In the next decade Migdal made important progress in quantum chromodynamics by introducing a novel form of the renormalization group (now called Migdal-Kadanoff renormalization),[14][15] and by deriving (with Yu. Makeenko) the equation for the Wilson loops.[16][17] The so-called Migdal program[18][19] was a precursor and provided an impetus to the Shifman-Vainshtein-Zakharov sum rule method (SVZ sum rules) in QCD[20] which presently plays a basic role in the calculations of hadronic properties. Later he found exact solution of quantum gravity in two dimensions (with V. Kazakov and D. Gross), starting the topic of matrix models of topological field theories which occupied the physics community for a number of years.[21][22]

He also worked on the applications of quantum field theory to the theory of turbulence, and derived the exact loop equation for velocity circulation to describe this phenomenon.[23][24] He initiated (with V. Gurarie, G. Falkovich, and V. Lebedev) description of intermittency in nonlinear systems by means of Instanton solutions of the stochastic differential equations.[25]


Leaving Princeton tenure in 1996, he became an inventor and entrepreneur. He holds 10+ patents in laser scanning and 3D data compression/transmission,[26] built (with A. Lebedev and M. Petrov) first textured 3D scanner which was awarded as Best Of What's New and other industrial awards.[27] He was director of several companies and invited speaker of numerous international conferences. Currently he is CEO of his fourth start-up company Migdal Research LLC dedicated to the stock market prediction.

Selected Books, Poems, and Essays[edit]

External links[edit]

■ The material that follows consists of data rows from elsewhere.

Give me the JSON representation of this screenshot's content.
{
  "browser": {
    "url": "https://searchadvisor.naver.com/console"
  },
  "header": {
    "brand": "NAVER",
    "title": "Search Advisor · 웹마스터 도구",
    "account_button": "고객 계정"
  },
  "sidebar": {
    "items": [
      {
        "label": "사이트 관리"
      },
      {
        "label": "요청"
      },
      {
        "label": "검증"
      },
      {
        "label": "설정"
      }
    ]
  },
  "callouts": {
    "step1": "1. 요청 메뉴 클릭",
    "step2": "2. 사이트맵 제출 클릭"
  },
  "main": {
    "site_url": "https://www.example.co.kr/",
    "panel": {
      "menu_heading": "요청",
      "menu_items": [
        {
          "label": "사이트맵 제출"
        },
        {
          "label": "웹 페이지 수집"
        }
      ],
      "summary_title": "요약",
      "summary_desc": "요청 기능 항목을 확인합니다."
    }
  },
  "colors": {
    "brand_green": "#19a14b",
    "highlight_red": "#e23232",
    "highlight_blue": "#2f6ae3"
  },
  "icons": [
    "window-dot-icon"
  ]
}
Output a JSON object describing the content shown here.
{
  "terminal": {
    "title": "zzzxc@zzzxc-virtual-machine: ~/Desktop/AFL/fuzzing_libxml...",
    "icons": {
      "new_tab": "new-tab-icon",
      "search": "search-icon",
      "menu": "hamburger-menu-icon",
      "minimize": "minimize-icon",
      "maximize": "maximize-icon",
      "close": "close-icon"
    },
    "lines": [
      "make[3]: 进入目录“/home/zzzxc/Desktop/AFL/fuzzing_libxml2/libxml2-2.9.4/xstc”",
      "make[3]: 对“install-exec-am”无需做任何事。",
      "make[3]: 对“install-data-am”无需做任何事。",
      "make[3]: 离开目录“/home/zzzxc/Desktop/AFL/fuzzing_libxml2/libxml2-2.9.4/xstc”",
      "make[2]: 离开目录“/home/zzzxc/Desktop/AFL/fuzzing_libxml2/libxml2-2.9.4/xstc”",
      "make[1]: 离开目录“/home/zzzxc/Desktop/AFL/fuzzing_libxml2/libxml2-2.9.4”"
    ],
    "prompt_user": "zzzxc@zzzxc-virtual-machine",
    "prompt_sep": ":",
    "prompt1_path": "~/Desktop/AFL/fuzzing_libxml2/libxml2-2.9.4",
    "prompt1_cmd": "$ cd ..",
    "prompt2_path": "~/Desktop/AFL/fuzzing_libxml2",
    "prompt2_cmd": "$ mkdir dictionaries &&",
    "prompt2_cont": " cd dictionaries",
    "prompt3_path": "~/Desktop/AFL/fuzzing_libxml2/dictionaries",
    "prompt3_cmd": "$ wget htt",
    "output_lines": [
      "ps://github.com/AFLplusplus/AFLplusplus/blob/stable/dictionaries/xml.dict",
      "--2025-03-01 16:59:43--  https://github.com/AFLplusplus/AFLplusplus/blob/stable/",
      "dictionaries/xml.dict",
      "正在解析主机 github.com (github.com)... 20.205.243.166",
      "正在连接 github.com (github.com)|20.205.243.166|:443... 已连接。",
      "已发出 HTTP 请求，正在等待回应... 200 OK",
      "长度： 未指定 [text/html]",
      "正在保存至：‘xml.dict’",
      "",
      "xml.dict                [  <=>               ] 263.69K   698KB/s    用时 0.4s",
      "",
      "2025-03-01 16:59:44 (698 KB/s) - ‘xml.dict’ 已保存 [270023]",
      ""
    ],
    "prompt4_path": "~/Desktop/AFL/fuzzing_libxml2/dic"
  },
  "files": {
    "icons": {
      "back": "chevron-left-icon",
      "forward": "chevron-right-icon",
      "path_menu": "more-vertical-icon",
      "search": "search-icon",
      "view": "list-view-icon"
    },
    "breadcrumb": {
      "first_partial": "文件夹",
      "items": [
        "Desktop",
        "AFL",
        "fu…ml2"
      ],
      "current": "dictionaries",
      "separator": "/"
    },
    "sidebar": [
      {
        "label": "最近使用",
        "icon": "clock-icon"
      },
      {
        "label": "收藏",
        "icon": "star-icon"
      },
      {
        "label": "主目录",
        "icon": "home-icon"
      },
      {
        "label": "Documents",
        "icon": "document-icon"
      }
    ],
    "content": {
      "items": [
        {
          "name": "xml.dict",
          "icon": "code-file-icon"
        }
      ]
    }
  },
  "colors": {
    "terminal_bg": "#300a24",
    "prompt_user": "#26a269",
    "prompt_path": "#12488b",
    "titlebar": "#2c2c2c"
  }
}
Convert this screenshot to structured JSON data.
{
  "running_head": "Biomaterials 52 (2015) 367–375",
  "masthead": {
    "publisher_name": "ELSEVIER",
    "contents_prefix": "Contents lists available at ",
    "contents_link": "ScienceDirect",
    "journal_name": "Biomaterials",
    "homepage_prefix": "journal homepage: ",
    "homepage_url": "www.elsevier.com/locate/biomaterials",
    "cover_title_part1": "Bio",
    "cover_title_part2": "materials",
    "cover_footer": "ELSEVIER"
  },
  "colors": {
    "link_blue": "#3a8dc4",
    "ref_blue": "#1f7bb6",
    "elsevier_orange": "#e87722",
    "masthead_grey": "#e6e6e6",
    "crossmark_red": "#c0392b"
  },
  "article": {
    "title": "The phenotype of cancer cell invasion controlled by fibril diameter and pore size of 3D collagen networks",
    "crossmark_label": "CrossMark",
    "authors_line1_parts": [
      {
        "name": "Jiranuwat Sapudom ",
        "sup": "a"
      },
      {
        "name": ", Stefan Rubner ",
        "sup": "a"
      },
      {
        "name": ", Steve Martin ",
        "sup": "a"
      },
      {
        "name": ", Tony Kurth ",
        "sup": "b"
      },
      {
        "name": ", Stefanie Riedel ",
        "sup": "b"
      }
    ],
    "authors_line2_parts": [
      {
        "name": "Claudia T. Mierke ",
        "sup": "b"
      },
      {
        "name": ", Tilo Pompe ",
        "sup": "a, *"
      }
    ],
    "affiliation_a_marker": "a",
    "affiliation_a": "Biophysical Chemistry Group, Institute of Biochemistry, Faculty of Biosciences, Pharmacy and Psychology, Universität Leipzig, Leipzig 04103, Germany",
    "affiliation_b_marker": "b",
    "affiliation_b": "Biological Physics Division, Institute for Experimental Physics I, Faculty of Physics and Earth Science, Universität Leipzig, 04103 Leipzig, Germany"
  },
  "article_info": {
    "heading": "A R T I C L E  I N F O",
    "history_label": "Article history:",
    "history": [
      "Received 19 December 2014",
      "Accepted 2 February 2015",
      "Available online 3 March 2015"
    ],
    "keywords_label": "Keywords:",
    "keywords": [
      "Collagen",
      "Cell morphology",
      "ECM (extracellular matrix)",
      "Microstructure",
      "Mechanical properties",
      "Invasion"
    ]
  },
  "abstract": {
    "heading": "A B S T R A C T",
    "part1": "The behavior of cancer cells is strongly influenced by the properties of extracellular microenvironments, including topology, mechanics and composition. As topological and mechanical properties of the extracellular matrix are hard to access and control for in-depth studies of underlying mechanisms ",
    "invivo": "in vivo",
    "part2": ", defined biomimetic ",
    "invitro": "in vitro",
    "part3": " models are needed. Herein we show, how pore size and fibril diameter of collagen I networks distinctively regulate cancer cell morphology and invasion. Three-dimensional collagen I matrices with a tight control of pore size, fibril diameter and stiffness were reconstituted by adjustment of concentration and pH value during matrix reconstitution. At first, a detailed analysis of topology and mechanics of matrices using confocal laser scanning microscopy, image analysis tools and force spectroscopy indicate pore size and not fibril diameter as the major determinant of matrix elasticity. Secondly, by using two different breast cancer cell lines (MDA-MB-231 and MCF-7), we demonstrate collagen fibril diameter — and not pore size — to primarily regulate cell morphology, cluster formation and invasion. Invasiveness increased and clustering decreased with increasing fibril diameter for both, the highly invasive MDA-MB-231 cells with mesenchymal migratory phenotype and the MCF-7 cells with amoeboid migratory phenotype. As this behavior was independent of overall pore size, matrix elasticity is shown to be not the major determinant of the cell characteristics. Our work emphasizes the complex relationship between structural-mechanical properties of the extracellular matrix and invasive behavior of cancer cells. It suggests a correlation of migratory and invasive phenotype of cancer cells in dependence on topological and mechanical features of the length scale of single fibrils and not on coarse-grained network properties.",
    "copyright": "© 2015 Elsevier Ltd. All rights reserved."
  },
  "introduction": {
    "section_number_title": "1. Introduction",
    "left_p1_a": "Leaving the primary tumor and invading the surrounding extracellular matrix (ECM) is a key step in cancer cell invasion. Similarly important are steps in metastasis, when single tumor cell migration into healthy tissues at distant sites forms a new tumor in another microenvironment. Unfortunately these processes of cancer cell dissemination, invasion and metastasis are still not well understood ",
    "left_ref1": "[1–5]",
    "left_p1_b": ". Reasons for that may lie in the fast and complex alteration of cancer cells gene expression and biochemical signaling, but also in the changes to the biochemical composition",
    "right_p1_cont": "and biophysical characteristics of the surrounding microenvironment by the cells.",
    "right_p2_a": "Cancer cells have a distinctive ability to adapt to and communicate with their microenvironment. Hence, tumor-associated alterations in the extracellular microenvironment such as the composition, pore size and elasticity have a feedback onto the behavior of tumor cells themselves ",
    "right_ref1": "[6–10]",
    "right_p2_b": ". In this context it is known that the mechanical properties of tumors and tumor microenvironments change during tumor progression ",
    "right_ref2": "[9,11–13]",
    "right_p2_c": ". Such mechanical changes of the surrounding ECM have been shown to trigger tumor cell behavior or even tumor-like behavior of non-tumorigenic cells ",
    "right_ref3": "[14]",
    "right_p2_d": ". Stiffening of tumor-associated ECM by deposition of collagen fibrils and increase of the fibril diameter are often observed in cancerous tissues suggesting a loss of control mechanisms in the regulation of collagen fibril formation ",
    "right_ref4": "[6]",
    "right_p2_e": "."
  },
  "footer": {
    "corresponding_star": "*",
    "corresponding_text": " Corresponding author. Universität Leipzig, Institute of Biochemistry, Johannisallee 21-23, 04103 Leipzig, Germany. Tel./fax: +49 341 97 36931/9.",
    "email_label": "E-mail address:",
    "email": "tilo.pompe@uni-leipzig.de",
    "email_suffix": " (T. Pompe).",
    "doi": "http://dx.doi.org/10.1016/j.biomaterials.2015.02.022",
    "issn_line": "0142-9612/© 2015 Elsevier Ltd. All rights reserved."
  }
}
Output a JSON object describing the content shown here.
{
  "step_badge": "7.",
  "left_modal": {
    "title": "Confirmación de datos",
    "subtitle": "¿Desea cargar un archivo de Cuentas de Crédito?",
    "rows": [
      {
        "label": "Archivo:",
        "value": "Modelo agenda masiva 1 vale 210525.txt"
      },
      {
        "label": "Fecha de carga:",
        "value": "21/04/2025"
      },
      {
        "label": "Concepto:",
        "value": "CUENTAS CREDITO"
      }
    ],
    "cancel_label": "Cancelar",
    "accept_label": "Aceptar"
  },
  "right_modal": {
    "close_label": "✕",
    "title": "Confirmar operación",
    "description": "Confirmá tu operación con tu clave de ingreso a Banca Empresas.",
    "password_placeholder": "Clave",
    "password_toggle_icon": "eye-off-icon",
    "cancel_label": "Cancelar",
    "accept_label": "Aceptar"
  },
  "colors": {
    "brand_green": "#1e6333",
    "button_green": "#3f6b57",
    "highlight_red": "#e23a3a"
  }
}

  1. ^ A. A. Migdal and A. M. Polyakov, "Spontaneous Breakdown of Strong Interaction Symmetry and Absence of Massless Particles", Soviet Physics JETP, July 1966
  2. ^ "Princeton celebrates Polyakov's 60th". Cern Courier. Retrieved 27 May 2013. 
  3. ^ a b A.M. Polyakov, A View From The Island, 1992
  4. ^ Farhi, E., & Jackiw, R. W. (1982). Dynamical Gauge Symmetry Breaking: A Collection Of Reprints. Singapore: World Scientific Pub. Co.
  5. ^ Close, Frank. "The Infinity Puzzle." 2011, p.158
  6. ^ The Guardian, Norman Dombey, "Higgs Boson: Credit Where It's Due", July 6, 2012 [1]
  7. ^ Cern Courier, Mar 1, 2006
  8. ^ Carrol, Sean,"The Particle At The End Of The Universe: The Hunt For The Higgs And The
    Discovery Of A New World", 2012, p.228 [2]
  9. ^ See footnote No. 1 in Steven Weinberg "The Crisis of Big Science", New York Review of Books, May 10, 2012
  10. ^ V. N. Gribov and A. A. Migdal, "Strong Coupling in the Pomeranchuk Pole Problem", Soviet Physics JETP, October 1968
  11. ^ A. M. Polyakov, "Conformal Symmetry Of Critical Fluctuations", Journal Of Experimental And Theoretical Physics Letters, Vol. 12, 1970.
  12. ^ A. A. Migdal, "Conformal Invariance and Bootstrap", Physics Letters B, December 1971
  13. ^ K.G. Wilson, Nobel Lecture, 1982
  14. ^ A. A. Migdal, "Phase Transitions in Gauge and Spin Lattice Systems", Soviet Physics JETP, October 1975
  15. ^ Leo P. Kadanoff, "Notes on Migdal's Recursion Formulas", Annals of Physics, September 1976
  16. ^ Yu. M. Makeenko and A. A. Migdal, "Exact Equation for the Loop Average in Multicolor QCD", Physics Letters B, December 1979
  17. ^ A. A. Migdal, "Hidden Symmetries of Large N QCD", arXiv, October 1996
  18. ^ A. A. Migdal, "Series Expansion for Mesonic Masses in Multicolor QCD", Annals of Physics, January 1978
  19. ^ Alexander Migdal, "Meromorphization of Large N QFT", arXiv, October 2011
  20. ^ Vacuum Structure and QCD Sum Rules, Ed. M. Shifman (North-Holland, 1992)
  21. ^ V. A. Kazakov and A. A. Migdal, "Recent Progress in the Theory of Noncritical Strings", Nuclear Physics B, December 1988
  22. ^ David J. Gross and A. A. Migdal, "A Nonperturbative Treatment of Two-Dimensional Quantum Gravity", Nuclear Physics B, August 1990
  23. ^ A. A. Migdal, "Loop Equation and Area Law in Turbulence", 'arXiv, October 1993
  24. ^ A. A. Migdal, "Turbulence as Statistics of Vortex Cells", arXiv, June 1993
  25. ^ G. Falkovich, I. Kolokolov, V. Lebedev, and A. Migdal "Instantons and Intermittency", Physical Review E, November 1996
  26. ^ A. Lebedev, A. A. Migdal, and M. Petrov, "System and Method for Rapid Shaped Digitizing and Adaptive Mesh Generation", November 1999
  27. ^ "Spinning a 3-D Web", Popular Science, December 1999